* We will decide at a later time whether the symposium will be in-person or online, based on guidelines from the University. 

Call for Presentations

The Michigan Institute for Data Science (MIDAS) invites submission of 1) abstracts for presentations and 2) proposals for workshops, for the 2020 U-M Data Science Symposium.  

As the focal point of data science at U-M, MIDAS facilitates the work of the broad U-M data science community, advances cross-cutting data science methodologies and applications, promotes the use of data science to benefit society, builds data science training pipelines, and develops partnerships with industry, academia and community.  The annual symposium showcases the breadth and depth of U-M data science, shares research ideas that will lead to the next breakthroughs, and builds collaboration.  

Presentations at the symposium should cover one or more of the following areas of data science:

    • Theoretical foundations
    • Methodology and tools
    • Real-world application in any domain 
    • The ethics and societal impact of data science
    • Emerging areas of data science

We invite submissions for the following:

1. Proposals for mini-workshops.  New this year, the symposium will include  3-5 mini-workshops on the afternoon of Nov. 10 as parallel sessions.  Each workshop will be two hours long and for 50-100 attendees.  These workshops can be research discussion sessions, tutorials or hack sessions.  Proposals should include the theme, format, organizer and potential presenters, as well as how the proposed mini-workshop brings out the strengths across multiple U-M research units and its benefit to U-M data science research and/or to the larger community.  If your theme is selected, the symposium program committee will discuss with you further to help finalize the plan, and MIDAS will provide logistics support.

Some examples of possible themes: Mobilizing data science for crisis response; Data preparation for multi-party computing; Introduction of data science to non-profit organizations; Data science for wearables/mobile health.

If you would like to discuss your mini-workshop idea with the symposium committee before submission, please email Jing Liu, MIDAS Managing Director (ljing@umich.edu),

2. Abstracts for Research Talks (20 minutes including Q&A).  The talks should discuss exciting research ideas, provide vision and context for challenging data science questions, stimulate discussions, and lay out collaboration opportunities.  These talks should not simply be technical reports of projects. 

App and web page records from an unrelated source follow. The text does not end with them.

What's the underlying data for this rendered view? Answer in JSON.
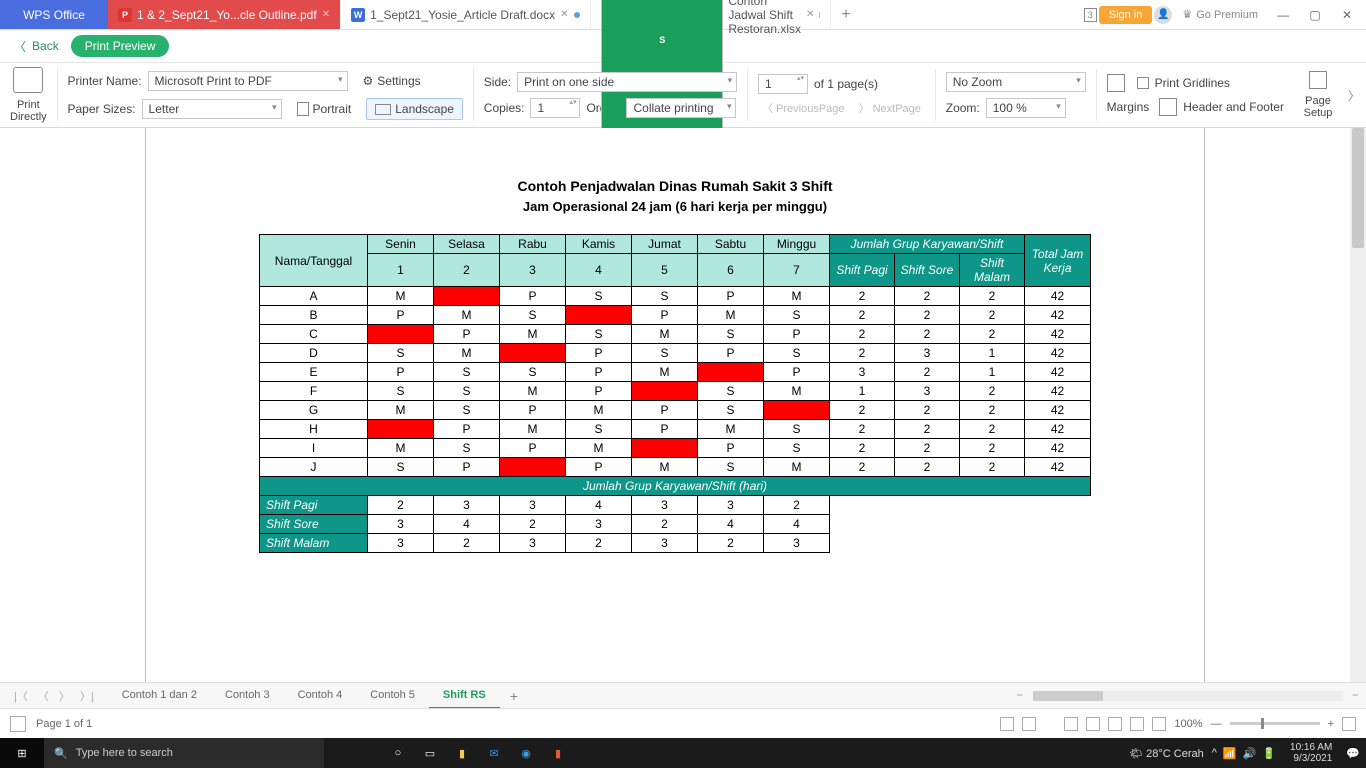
{
  "titlebar": {
    "logo": "WPS Office",
    "tabs": [
      {
        "icon": "P",
        "label": "1 & 2_Sept21_Yo...cle Outline.pdf"
      },
      {
        "icon": "W",
        "label": "1_Sept21_Yosie_Article Draft.docx"
      },
      {
        "icon": "S",
        "label": "Contoh Jadwal Shift Restoran.xlsx"
      }
    ],
    "doc_count": "3",
    "signin": "Sign in",
    "premium": "Go Premium"
  },
  "backbar": {
    "back": "Back",
    "preview": "Print Preview"
  },
  "ribbon": {
    "print": "Print\nDirectly",
    "printer_lbl": "Printer Name:",
    "printer_val": "Microsoft Print to PDF",
    "paper_lbl": "Paper Sizes:",
    "paper_val": "Letter",
    "settings": "Settings",
    "portrait": "Portrait",
    "landscape": "Landscape",
    "side_lbl": "Side:",
    "side_val": "Print on one side",
    "copies_lbl": "Copies:",
    "copies_val": "1",
    "order_lbl": "Order:",
    "order_val": "Collate printing",
    "page_val": "1",
    "page_of": "of 1 page(s)",
    "prev": "PreviousPage",
    "next": "NextPage",
    "zoom_sel": "No Zoom",
    "zoom_lbl": "Zoom:",
    "zoom_val": "100 %",
    "margins": "Margins",
    "gridlines": "Print Gridlines",
    "hf": "Header and Footer",
    "setup": "Page\nSetup"
  },
  "chart_data": {
    "type": "table",
    "title": "Contoh Penjadwalan Dinas Rumah Sakit 3 Shift",
    "subtitle": "Jam Operasional 24 jam (6 hari kerja per minggu)",
    "row_header": "Nama/Tanggal",
    "days": [
      "Senin",
      "Selasa",
      "Rabu",
      "Kamis",
      "Jumat",
      "Sabtu",
      "Minggu"
    ],
    "day_nums": [
      "1",
      "2",
      "3",
      "4",
      "5",
      "6",
      "7"
    ],
    "shift_group_hdr": "Jumlah Grup Karyawan/Shift",
    "shift_cols": [
      "Shift  Pagi",
      "Shift  Sore",
      "Shift Malam"
    ],
    "total_hdr": "Total Jam Kerja",
    "rows": [
      {
        "n": "A",
        "d": [
          "M",
          "",
          "P",
          "S",
          "S",
          "P",
          "M"
        ],
        "s": [
          "2",
          "2",
          "2"
        ],
        "t": "42",
        "red": [
          1
        ]
      },
      {
        "n": "B",
        "d": [
          "P",
          "M",
          "S",
          "",
          "P",
          "M",
          "S"
        ],
        "s": [
          "2",
          "2",
          "2"
        ],
        "t": "42",
        "red": [
          3
        ]
      },
      {
        "n": "C",
        "d": [
          "",
          "P",
          "M",
          "S",
          "M",
          "S",
          "P"
        ],
        "s": [
          "2",
          "2",
          "2"
        ],
        "t": "42",
        "red": [
          0
        ]
      },
      {
        "n": "D",
        "d": [
          "S",
          "M",
          "",
          "P",
          "S",
          "P",
          "S"
        ],
        "s": [
          "2",
          "3",
          "1"
        ],
        "t": "42",
        "red": [
          2
        ]
      },
      {
        "n": "E",
        "d": [
          "P",
          "S",
          "S",
          "P",
          "M",
          "",
          "P"
        ],
        "s": [
          "3",
          "2",
          "1"
        ],
        "t": "42",
        "red": [
          5
        ]
      },
      {
        "n": "F",
        "d": [
          "S",
          "S",
          "M",
          "P",
          "",
          "S",
          "M"
        ],
        "s": [
          "1",
          "3",
          "2"
        ],
        "t": "42",
        "red": [
          4
        ]
      },
      {
        "n": "G",
        "d": [
          "M",
          "S",
          "P",
          "M",
          "P",
          "S",
          ""
        ],
        "s": [
          "2",
          "2",
          "2"
        ],
        "t": "42",
        "red": [
          6
        ]
      },
      {
        "n": "H",
        "d": [
          "",
          "P",
          "M",
          "S",
          "P",
          "M",
          "S"
        ],
        "s": [
          "2",
          "2",
          "2"
        ],
        "t": "42",
        "red": [
          0
        ]
      },
      {
        "n": "I",
        "d": [
          "M",
          "S",
          "P",
          "M",
          "",
          "P",
          "S"
        ],
        "s": [
          "2",
          "2",
          "2"
        ],
        "t": "42",
        "red": [
          4
        ]
      },
      {
        "n": "J",
        "d": [
          "S",
          "P",
          "",
          "P",
          "M",
          "S",
          "M"
        ],
        "s": [
          "2",
          "2",
          "2"
        ],
        "t": "42",
        "red": [
          2
        ]
      }
    ],
    "summary_hdr": "Jumlah Grup Karyawan/Shift  (hari)",
    "summary": [
      {
        "lbl": "Shift Pagi",
        "v": [
          "2",
          "3",
          "3",
          "4",
          "3",
          "3",
          "2"
        ]
      },
      {
        "lbl": "Shift Sore",
        "v": [
          "3",
          "4",
          "2",
          "3",
          "2",
          "4",
          "4"
        ]
      },
      {
        "lbl": "Shift Malam",
        "v": [
          "3",
          "2",
          "3",
          "2",
          "3",
          "2",
          "3"
        ]
      }
    ]
  },
  "sheets": {
    "tabs": [
      "Contoh 1 dan 2",
      "Contoh 3",
      "Contoh 4",
      "Contoh 5",
      "Shift RS"
    ],
    "active": 4
  },
  "status": {
    "page": "Page 1 of 1",
    "zoom": "100%"
  },
  "taskbar": {
    "search": "Type here to search",
    "weather": "28°C  Cerah",
    "time": "10:16 AM",
    "date": "9/3/2021"
  }
}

3. Abstracts for Posters.  The Posters can be used as technical reports of projects.  Posters with students as first authors will be automatically entered in the poster competition.

Deadlines

Mini-workshop proposal submission: July 31, 2020; notification: Aug. 14, 2020
Talks and posters abstract submission: Sept. 18, 2020; notification: Oct. 9, 2020

Submission Instructions

  • At least one author/presenter should have a U-M affiliation.
  • Please do not include figures, tables or bibliography in the abstract.  
  • To submit proposals for mini-workshops
    • Please include a title, list of organizers/potential presenters and their affiliations.
    • The main body of the submission should be no more than 300 words.  
    • Please include the theme, format, how it features the strengths from multiple U-M research units, and its impact.
  • To submit abstracts for research talks and posters:
    • Please include a title, list of authors/presenters and their affiliations.  
    • The main body of the submission should be no more than 300 words. 
    • For research talks, please include a brief summary of the research idea and its context, potential methods and impact, and how it can benefit from collaboration.
    • For posters, please include a brief summary of the research, methods, main results and impact.

For questions, please contact midas-research@umich.edu.  

Keynote Speakers

Catherine D’Ignazio

Assistant Professor, Urban Science & Planning
Director, Data + Feminism Lab
Department of Urban Studies & Planning, MIT

Lauren Klein

Associate Professor, English, Quantitative Theory and Methods
Emory University

One more keynote speaker to be confirmed

Program Committee

Libby Hemphill
School of Information

Justin Johnson
Computer Science and Engineering

Danai Koutra
Computer Science and Engineering

Jing Liu
MIDAS

Christopher Miller
Astronomy

Sam Mukherji
Music Theory

Arvind Rao
Computational Medicine and Bioinformatics, and Radiation Oncology

Zhenke Wu
Biostatistics

External Partners Supporting the Symposium